It's more than just turning off the light when you leave the room. Or dropping the thermostat to 55 during winter nights.

Home energy savings, both a conservation and budget imperative, is the mission of the nonprofit Greater Cincinnati Energy Alliance. Through comprehensive, reduced-cost energy assessments and energy improvements, homeowners typically save 20 percent or more on monthly energy bills.

The Energy Alliance is a "customer advocate," says Executive Director Andy Holzhauser, providing steep discounts on a certified energy assessment of the home and a list of home energy contractors certified by the Building Performance Institute.

Market cost of the assessment, a three-to-five hour examination for leaks, insulation, air quality as well as furnaces, air conditioners and other equipment, can be $400-500. Homes of 3,000 square feet or less in the counties of Hamilton, Boone, Campbell and Kenton, may qualify for a $50 assessment with the Energy Alliance.

Financial assistance, including incentives, grants and low-interest loans, is available once the homeowner decides what improvements he or she chooses to make.

New and Old

New or old, most homes can benefit from a thorough assessment, says Holzhauser. More than 1,800 homes have been examined through the program, some as old as 150 years and others as new as 5 years old. New homes built to just minimum standards, he says, can be made more efficient. "It just depends on the builder."

Of the 1,800 homes assessed, 850 homes received energy upgrades. Next year's goal is 2,000 homes, he says.

The assessment report details what can be done to reduce energy bills, what each improvement will cost, and the expected energy savings. Projects can range from $1,000-$25,000 with immediate return on investment in terms of lower utility prices.

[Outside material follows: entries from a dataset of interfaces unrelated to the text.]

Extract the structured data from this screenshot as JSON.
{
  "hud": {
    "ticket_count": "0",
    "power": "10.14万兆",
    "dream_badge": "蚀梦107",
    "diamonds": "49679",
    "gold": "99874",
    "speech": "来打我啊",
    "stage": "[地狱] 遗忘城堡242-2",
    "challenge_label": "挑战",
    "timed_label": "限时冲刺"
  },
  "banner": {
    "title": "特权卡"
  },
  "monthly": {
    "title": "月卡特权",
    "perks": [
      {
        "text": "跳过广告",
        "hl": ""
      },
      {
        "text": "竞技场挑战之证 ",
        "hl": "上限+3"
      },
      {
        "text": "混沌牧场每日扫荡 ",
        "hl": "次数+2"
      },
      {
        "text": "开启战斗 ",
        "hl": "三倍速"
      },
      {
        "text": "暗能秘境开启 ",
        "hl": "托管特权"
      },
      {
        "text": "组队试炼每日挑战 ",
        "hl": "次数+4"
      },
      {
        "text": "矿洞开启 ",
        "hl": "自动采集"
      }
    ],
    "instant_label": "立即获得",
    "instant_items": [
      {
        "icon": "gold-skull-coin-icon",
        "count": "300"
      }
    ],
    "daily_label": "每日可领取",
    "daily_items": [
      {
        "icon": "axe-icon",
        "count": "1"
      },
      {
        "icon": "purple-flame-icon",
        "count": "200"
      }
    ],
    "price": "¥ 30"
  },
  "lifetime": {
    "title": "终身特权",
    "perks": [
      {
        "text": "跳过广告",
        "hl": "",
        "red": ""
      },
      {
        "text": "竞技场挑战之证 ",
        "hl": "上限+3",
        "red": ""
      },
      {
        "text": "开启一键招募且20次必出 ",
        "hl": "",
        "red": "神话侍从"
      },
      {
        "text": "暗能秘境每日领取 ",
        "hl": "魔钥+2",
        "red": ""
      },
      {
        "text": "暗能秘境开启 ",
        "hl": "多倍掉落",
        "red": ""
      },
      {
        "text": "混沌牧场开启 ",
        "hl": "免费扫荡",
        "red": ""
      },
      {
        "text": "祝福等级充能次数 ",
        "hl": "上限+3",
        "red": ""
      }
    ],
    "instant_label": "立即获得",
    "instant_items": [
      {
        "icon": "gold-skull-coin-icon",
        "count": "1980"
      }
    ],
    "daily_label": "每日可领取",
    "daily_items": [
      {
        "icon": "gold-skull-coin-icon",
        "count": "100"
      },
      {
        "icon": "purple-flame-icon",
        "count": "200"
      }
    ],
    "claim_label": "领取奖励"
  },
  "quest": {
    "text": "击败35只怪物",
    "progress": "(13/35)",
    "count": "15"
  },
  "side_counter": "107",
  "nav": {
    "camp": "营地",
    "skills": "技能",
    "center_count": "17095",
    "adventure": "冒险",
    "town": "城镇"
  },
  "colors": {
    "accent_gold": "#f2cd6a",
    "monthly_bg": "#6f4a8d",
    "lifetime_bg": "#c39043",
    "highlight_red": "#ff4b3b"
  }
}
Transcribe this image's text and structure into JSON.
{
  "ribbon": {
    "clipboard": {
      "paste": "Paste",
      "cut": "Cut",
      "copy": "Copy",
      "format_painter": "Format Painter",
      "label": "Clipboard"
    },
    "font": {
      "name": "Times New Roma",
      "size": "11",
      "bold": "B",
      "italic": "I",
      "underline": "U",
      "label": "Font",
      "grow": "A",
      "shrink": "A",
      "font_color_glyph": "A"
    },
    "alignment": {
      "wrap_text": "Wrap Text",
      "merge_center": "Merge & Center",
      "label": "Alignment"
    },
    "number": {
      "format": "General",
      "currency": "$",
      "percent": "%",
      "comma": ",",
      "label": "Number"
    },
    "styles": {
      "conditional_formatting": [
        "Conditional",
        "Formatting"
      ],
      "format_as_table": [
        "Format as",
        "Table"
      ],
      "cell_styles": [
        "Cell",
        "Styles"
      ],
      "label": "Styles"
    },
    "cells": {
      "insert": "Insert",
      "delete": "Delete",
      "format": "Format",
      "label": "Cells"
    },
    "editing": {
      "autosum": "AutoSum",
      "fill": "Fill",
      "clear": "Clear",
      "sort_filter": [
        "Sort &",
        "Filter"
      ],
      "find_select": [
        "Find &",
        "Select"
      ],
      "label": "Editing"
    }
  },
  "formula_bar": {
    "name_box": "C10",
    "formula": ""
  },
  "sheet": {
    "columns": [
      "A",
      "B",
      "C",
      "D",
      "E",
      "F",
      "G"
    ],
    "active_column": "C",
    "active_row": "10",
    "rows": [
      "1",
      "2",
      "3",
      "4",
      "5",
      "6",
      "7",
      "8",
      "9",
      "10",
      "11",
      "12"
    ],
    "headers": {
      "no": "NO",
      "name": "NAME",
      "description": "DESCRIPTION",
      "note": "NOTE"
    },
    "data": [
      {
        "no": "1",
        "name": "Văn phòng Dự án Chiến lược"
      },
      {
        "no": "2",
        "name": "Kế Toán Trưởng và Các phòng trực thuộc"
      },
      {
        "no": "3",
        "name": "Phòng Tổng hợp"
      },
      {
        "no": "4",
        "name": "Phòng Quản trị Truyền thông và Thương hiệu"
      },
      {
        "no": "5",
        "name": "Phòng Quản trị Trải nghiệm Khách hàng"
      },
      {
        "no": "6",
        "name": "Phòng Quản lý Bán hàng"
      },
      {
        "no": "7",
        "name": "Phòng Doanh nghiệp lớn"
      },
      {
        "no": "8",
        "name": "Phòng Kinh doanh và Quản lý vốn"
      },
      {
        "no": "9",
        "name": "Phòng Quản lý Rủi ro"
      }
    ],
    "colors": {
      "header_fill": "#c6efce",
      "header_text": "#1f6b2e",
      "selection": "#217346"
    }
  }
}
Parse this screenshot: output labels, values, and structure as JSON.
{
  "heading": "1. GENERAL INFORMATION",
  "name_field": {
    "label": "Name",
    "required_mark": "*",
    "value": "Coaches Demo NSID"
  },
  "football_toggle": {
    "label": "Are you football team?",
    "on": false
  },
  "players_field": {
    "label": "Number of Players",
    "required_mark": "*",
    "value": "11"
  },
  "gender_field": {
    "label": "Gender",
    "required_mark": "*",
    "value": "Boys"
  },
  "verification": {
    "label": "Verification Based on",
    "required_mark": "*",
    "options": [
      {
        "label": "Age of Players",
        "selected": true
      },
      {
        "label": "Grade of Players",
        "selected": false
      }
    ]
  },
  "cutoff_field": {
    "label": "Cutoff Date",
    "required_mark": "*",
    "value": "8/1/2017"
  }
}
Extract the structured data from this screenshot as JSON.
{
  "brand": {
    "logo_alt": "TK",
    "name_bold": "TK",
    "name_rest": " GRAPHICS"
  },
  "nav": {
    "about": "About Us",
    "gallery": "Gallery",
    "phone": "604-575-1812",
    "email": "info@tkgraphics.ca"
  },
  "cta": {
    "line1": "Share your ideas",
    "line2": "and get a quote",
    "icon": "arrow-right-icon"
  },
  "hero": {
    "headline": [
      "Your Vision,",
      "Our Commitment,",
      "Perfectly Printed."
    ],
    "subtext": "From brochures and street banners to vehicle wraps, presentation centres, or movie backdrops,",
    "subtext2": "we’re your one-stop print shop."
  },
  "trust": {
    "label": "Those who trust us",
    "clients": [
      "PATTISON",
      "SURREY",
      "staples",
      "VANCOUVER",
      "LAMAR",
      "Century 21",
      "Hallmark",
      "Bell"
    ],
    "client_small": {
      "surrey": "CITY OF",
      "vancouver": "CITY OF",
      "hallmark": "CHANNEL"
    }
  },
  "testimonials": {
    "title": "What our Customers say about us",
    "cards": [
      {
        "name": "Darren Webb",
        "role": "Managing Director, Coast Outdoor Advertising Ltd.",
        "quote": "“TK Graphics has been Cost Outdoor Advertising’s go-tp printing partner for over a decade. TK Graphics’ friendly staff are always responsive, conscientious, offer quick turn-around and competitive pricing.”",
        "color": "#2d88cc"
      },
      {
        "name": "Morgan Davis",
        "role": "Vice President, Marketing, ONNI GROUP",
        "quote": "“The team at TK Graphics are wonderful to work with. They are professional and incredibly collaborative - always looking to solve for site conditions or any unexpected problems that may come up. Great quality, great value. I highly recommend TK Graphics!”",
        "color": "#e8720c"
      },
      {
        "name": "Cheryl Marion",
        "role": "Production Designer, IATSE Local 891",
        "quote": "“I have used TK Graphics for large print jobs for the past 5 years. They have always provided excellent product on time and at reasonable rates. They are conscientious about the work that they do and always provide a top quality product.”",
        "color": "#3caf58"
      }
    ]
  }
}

"In virtually every home we get into, there's a need to address what I call the "¢low-hanging fruit,"' Holzhauser says. Specifically, inadequate floor and ceiling attic insulation; loosely connected heating ducts in need of sealing; and air infiltration reduction. "Anywhere you find an ant or a fly sneaking in, it means there is a gap," he says.

Beyond that, he says, improvements could include replacing a furnace or hot water heater with high-efficiency models, installing new windows or investing in geothermal.

Holzhauser founded the Energy Alliance in 2009, inspired by a PBS documentary on a project in Cambridge, Mass. He took his idea to the Mayor's Young Professionals Kitchen Cabinet, secured funding from the Greater Cincinnati Foundation and the Duke Energy Foundation and launched the program.

NonProfits, Commercial

In 2010, efforts were bolstered by a $17 million grant from the U.S. Department of Energy.

The Energy Alliance works with non-profits and commercial building owners to reduce energy bills, too. It also partners with municipalities to provide additional incentives to homeowners who make energy-saving improvements.

Jobs are also in the mix. A partnership with Cincinnati State Workforce Development Program was developed to re-train workers and formulate an expanded workforce skilled in energy auditing, renewable energy and sustainable building. "Our mission of saving energy is not complete unless it involves the creation and retention of green jobs in our region," according to the Energy Alliance website. - 

Assess, Then Cut Costs

Greater Cincinnati Energy Alliance can help homeowners:

"¢ Reduce the cost of an energy assessment, which provides a roadmap of possible savings and improvements.

"¢ Find certified contractors for improvements the homeowner chooses.

"¢ Explore financing options, including loans, grants and incentives.

For details, visit